BEGIN Task inputs

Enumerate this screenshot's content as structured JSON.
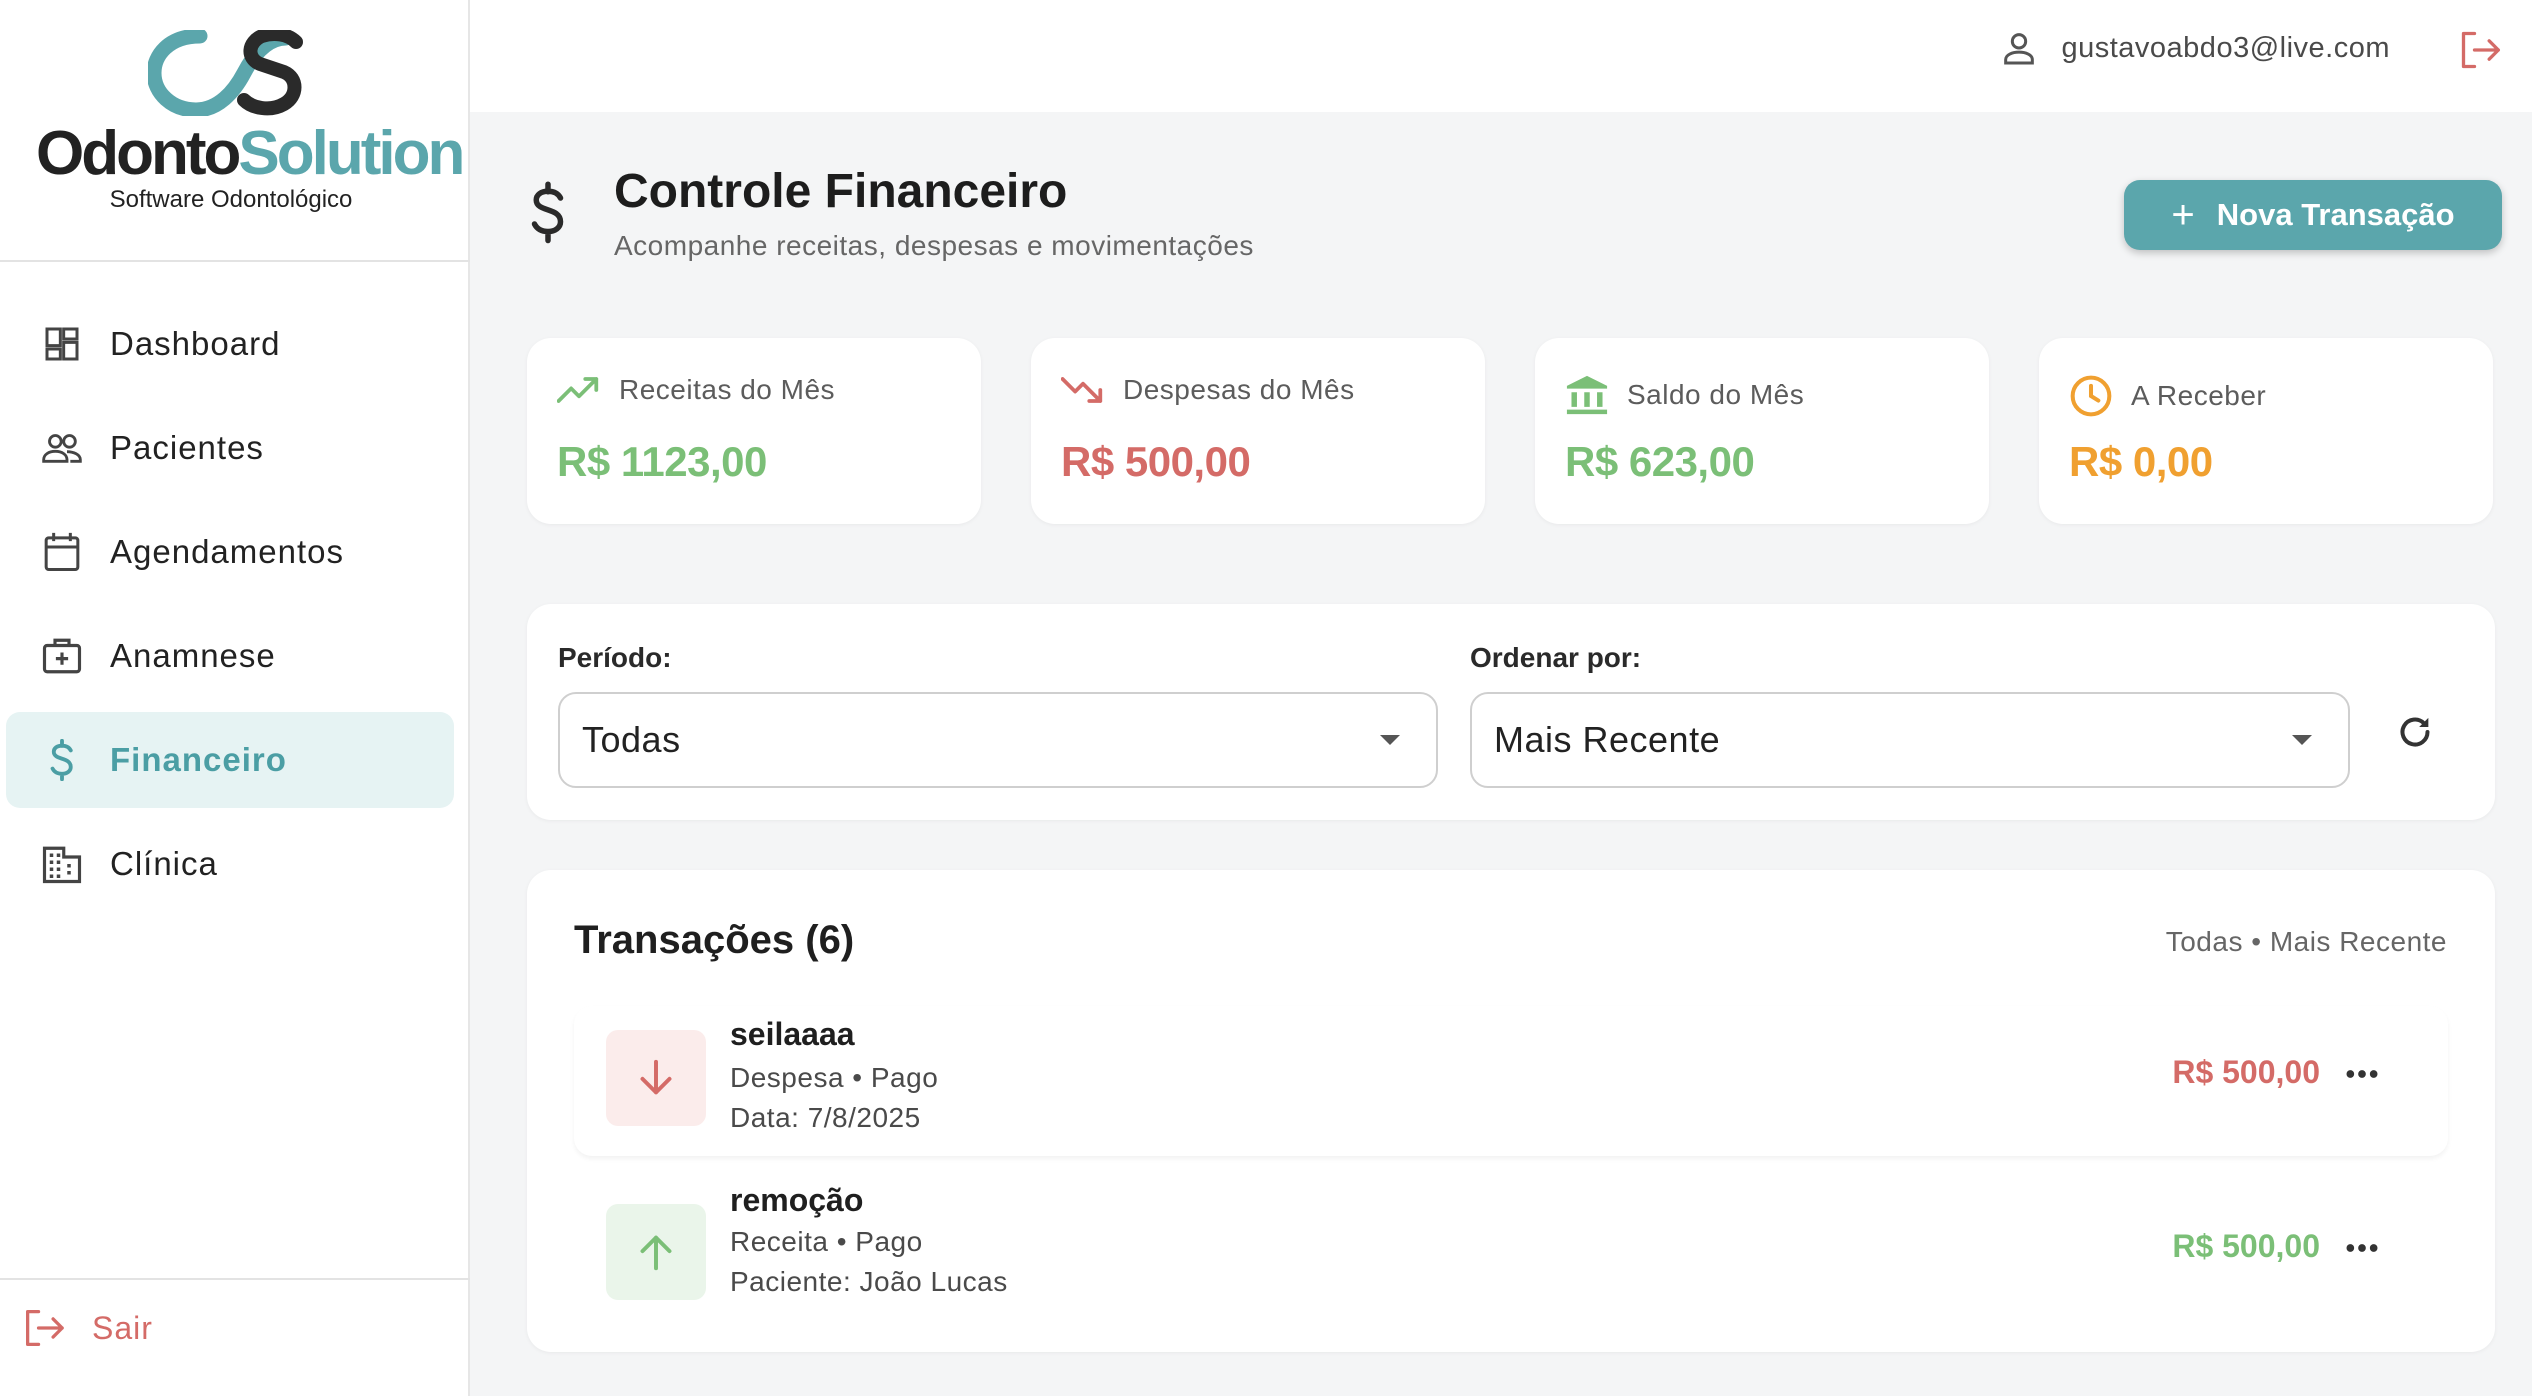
{
  "brand": {
    "name_part1": "Odonto",
    "name_part2": "Solution",
    "tagline": "Software Odontológico",
    "colors": {
      "primary": "#5ba6ac",
      "dark": "#222222"
    }
  },
  "sidebar": {
    "items": [
      {
        "label": "Dashboard",
        "icon": "dashboard-icon",
        "active": false
      },
      {
        "label": "Pacientes",
        "icon": "people-icon",
        "active": false
      },
      {
        "label": "Agendamentos",
        "icon": "calendar-icon",
        "active": false
      },
      {
        "label": "Anamnese",
        "icon": "medical-case-icon",
        "active": false
      },
      {
        "label": "Financeiro",
        "icon": "dollar-icon",
        "active": true
      },
      {
        "label": "Clínica",
        "icon": "building-icon",
        "active": false
      }
    ],
    "logout_label": "Sair"
  },
  "topbar": {
    "user_email": "gustavoabdo3@live.com"
  },
  "page": {
    "title": "Controle Financeiro",
    "subtitle": "Acompanhe receitas, despesas e movimentações",
    "new_button_label": "Nova Transação"
  },
  "stats": [
    {
      "label": "Receitas do Mês",
      "value": "R$ 1123,00",
      "icon": "trending-up-icon",
      "color": "#7bbf77"
    },
    {
      "label": "Despesas do Mês",
      "value": "R$ 500,00",
      "icon": "trending-down-icon",
      "color": "#d46b67"
    },
    {
      "label": "Saldo do Mês",
      "value": "R$ 623,00",
      "icon": "bank-icon",
      "color": "#7bbf77"
    },
    {
      "label": "A Receber",
      "value": "R$ 0,00",
      "icon": "clock-icon",
      "color": "#f0a030"
    }
  ],
  "filters": {
    "period_label": "Período:",
    "period_value": "Todas",
    "order_label": "Ordenar por:",
    "order_value": "Mais Recente"
  },
  "transactions": {
    "title": "Transações (6)",
    "meta": "Todas • Mais Recente",
    "items": [
      {
        "name": "seilaaaa",
        "type_status": "Despesa • Pago",
        "detail": "Data: 7/8/2025",
        "amount": "R$ 500,00",
        "kind": "despesa"
      },
      {
        "name": "remoção",
        "type_status": "Receita • Pago",
        "detail": "Paciente: João Lucas",
        "amount": "R$ 500,00",
        "kind": "receita"
      }
    ]
  }
}
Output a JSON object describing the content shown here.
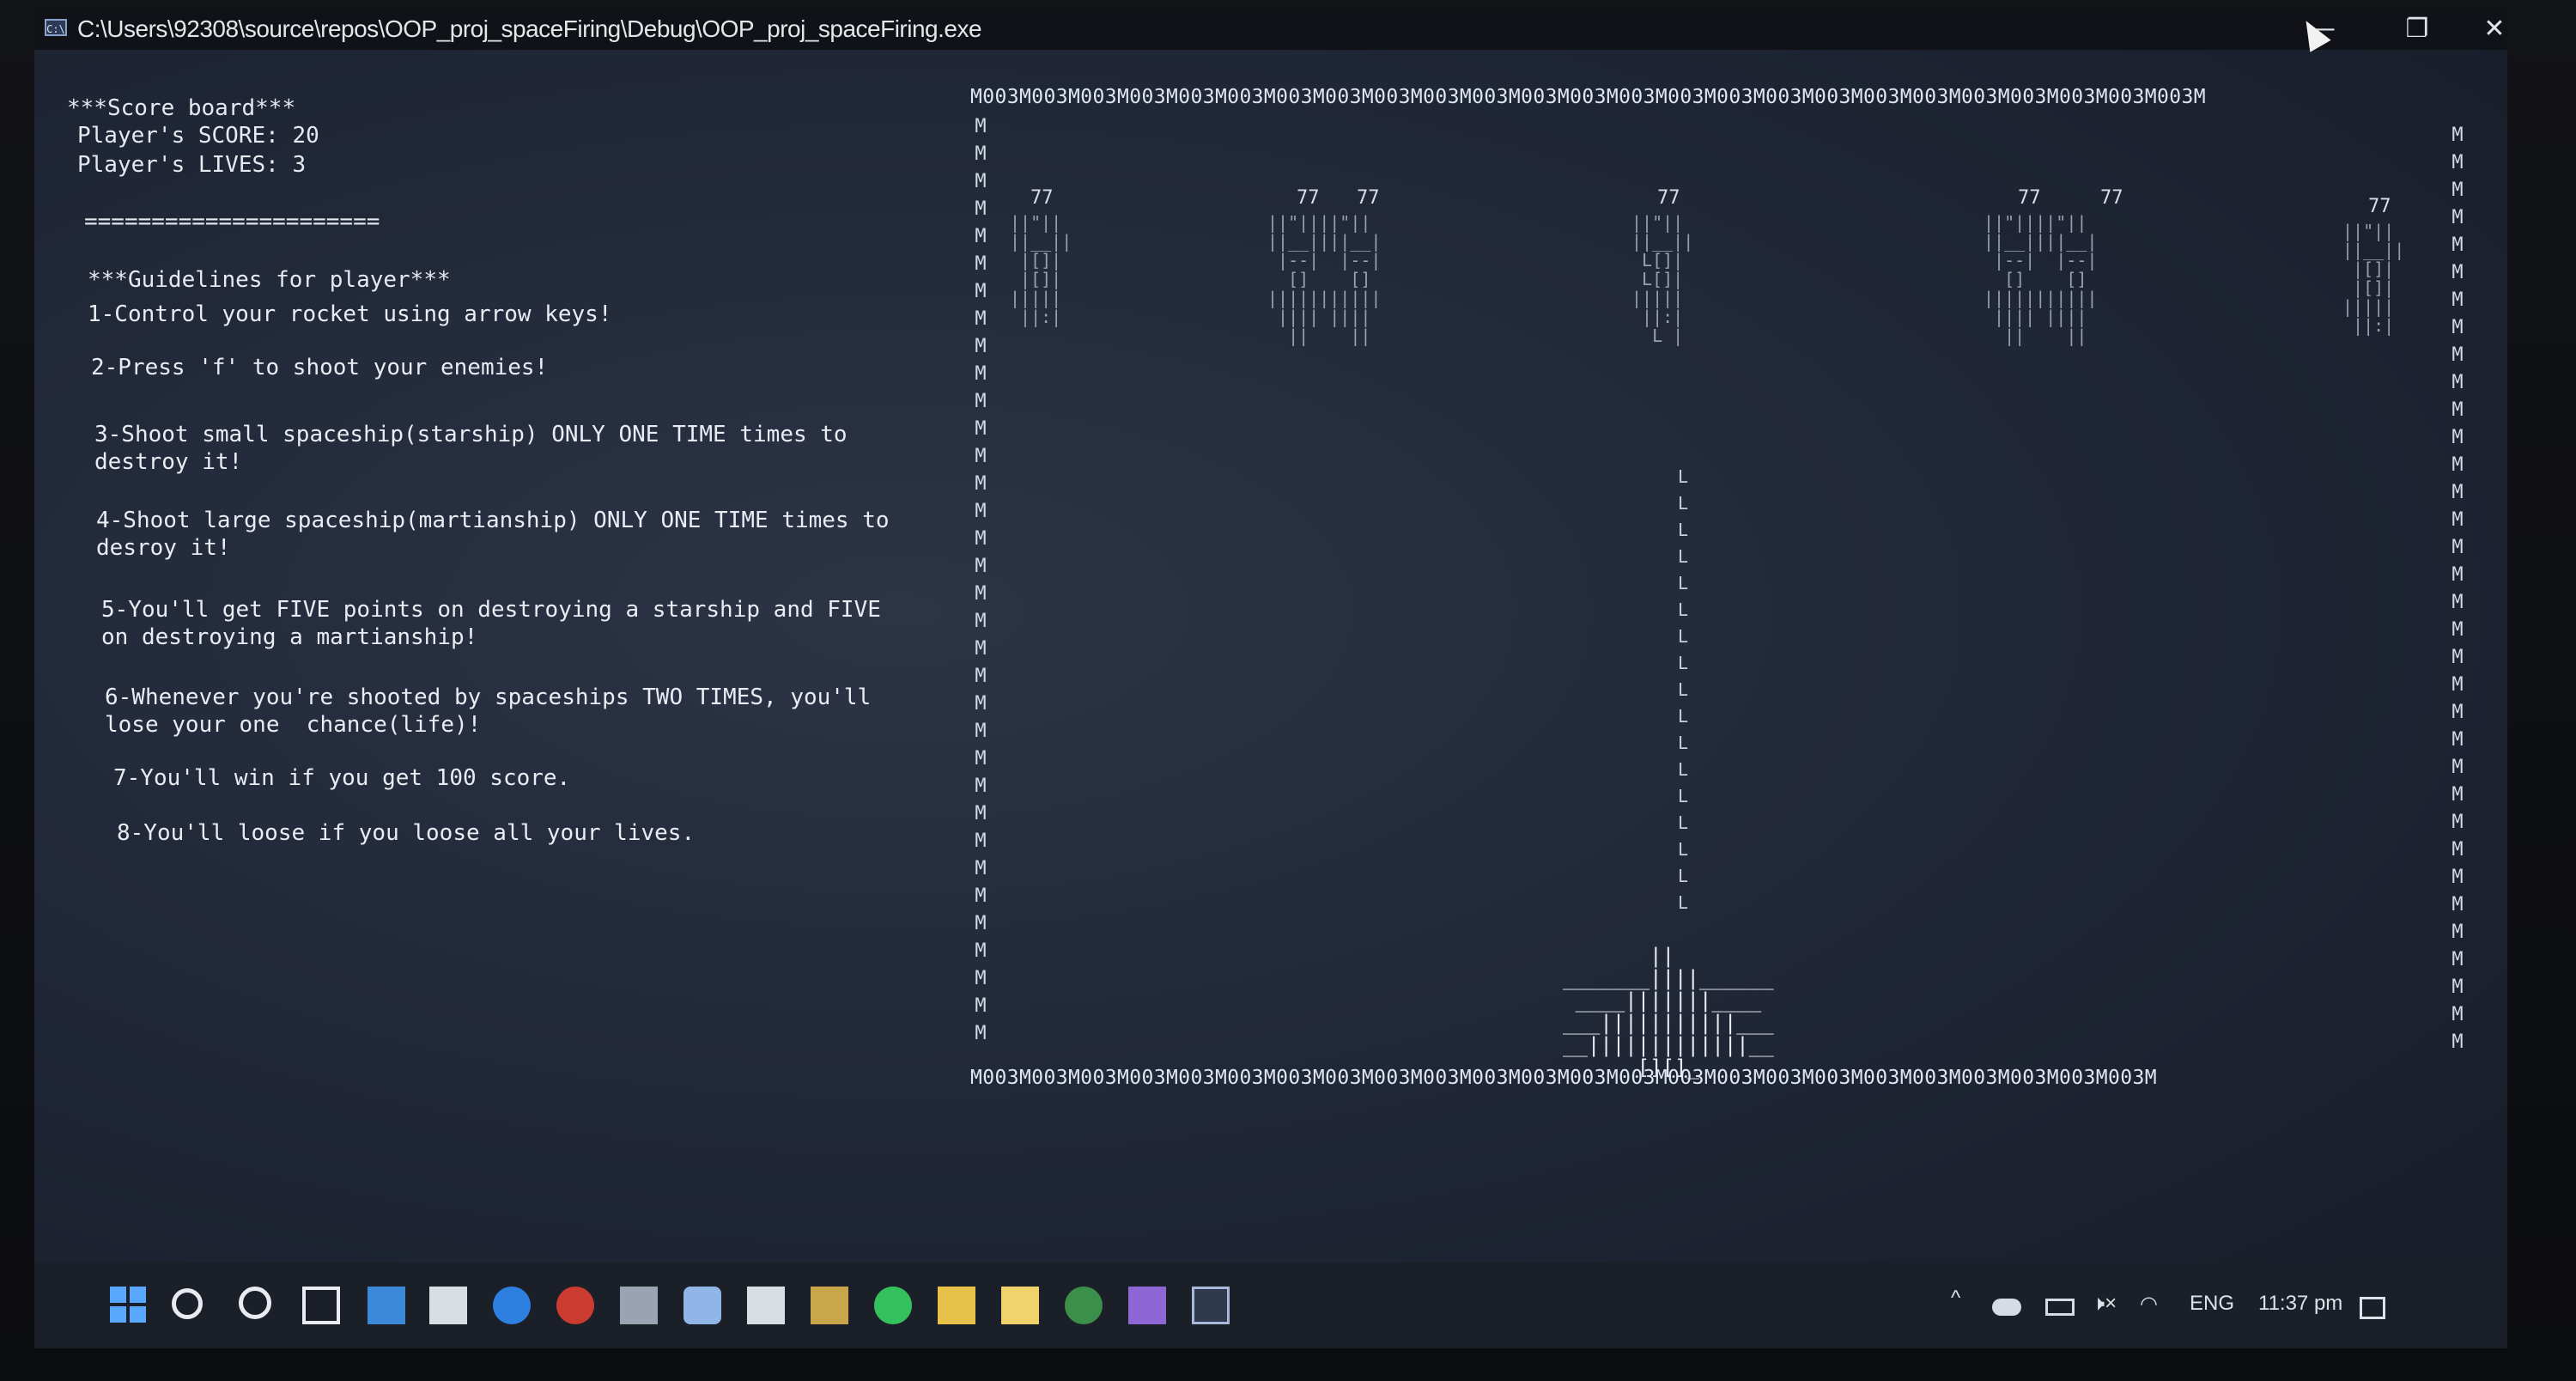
{
  "window": {
    "title": "C:\\Users\\92308\\source\\repos\\OOP_proj_spaceFiring\\Debug\\OOP_proj_spaceFiring.exe",
    "minimize_glyph": "—",
    "maximize_glyph": "❐",
    "close_glyph": "✕"
  },
  "scoreboard": {
    "heading": "***Score board***",
    "score_line": "Player's SCORE: 20",
    "lives_line": "Player's LIVES: 3",
    "separator": "======================"
  },
  "guidelines": {
    "heading": "***Guidelines for player***",
    "g1": "1-Control your rocket using arrow keys!",
    "g2": "2-Press 'f' to shoot your enemies!",
    "g3a": "3-Shoot small spaceship(starship) ONLY ONE TIME times to",
    "g3b": "destroy it!",
    "g4a": "4-Shoot large spaceship(martianship) ONLY ONE TIME times to",
    "g4b": "desroy it!",
    "g5a": "5-You'll get FIVE points on destroying a starship and FIVE",
    "g5b": "on destroying a martianship!",
    "g6a": "6-Whenever you're shooted by spaceships TWO TIMES, you'll",
    "g6b": "lose your one  chance(life)!",
    "g7": "7-You'll win if you get 100 score.",
    "g8": "8-You'll loose if you loose all your lives."
  },
  "game": {
    "border_top": "M003M003M003M003M003M003M003M003M003M003M003M003M003M003M003M003M003M003M003M003M003M003M003M003M003M",
    "border_bottom": "M003M003M003M003M003M003M003M003M003M003M003M003M003M003M003M003M003M003M003M003M003M003M003M003M",
    "wall_char": "M",
    "ship_label": "77",
    "laser_char": "L",
    "rocket_cockpit": "[][]"
  },
  "taskbar": {
    "language": "ENG",
    "time": "11:37 pm"
  }
}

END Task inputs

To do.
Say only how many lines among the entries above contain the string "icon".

Your solution.
10